INSTRUCTIONS TO FOLLOW =
Your answer is a copy of every line in the records where "Beginning" appears.

[Website and app data records]
# # #
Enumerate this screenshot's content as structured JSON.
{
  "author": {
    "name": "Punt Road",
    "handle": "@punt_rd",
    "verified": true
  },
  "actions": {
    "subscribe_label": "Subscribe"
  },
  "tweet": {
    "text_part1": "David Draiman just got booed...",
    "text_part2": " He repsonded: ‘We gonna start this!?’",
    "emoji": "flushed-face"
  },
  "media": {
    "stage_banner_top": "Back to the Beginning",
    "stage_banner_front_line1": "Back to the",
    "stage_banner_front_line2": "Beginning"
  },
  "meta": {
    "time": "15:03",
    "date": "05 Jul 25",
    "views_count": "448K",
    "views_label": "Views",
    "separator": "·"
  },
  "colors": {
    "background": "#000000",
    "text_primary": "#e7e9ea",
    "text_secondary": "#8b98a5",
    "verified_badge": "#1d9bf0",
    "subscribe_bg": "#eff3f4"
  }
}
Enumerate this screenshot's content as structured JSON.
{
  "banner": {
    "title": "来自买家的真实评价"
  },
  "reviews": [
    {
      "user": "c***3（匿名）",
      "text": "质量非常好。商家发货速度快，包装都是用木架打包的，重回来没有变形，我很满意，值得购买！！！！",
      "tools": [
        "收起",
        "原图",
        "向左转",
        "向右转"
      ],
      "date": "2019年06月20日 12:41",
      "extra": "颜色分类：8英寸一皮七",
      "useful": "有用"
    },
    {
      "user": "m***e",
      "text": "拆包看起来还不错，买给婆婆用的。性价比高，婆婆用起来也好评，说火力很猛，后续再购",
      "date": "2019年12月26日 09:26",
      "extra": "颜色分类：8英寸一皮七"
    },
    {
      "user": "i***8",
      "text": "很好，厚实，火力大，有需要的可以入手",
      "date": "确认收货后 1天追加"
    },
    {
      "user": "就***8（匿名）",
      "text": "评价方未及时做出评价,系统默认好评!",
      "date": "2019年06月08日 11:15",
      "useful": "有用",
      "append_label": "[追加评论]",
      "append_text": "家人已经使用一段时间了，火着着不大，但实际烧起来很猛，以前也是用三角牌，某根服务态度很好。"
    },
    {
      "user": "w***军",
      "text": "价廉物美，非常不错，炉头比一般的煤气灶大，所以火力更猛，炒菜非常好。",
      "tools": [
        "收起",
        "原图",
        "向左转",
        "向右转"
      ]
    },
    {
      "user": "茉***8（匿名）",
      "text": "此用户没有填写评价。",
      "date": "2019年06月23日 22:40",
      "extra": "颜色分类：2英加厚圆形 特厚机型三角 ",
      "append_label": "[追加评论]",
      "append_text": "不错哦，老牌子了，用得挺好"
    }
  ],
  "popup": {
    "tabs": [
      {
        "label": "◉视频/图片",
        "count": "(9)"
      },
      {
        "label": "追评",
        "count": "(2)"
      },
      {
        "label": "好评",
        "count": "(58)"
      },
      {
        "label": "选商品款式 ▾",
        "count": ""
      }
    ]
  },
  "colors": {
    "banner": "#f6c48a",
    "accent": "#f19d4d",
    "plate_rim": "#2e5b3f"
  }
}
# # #
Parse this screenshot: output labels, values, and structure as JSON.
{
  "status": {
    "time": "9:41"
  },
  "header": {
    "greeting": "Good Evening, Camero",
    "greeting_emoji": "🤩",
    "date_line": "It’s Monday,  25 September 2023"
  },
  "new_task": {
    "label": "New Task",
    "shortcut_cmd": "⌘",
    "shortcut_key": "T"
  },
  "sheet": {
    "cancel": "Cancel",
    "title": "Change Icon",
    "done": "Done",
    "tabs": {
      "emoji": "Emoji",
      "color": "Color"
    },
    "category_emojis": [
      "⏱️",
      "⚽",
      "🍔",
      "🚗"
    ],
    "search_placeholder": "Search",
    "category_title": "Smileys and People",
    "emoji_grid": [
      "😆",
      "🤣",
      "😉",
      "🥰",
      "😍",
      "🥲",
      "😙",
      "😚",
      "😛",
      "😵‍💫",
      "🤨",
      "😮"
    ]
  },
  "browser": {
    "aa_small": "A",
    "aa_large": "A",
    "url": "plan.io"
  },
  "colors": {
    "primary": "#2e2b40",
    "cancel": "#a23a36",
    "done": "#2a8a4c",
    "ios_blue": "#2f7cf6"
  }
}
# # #
RESPONSE BOX =
    "stage_banner_top": "Back to the Beginning",
    "stage_banner_front_line2": "Beginning"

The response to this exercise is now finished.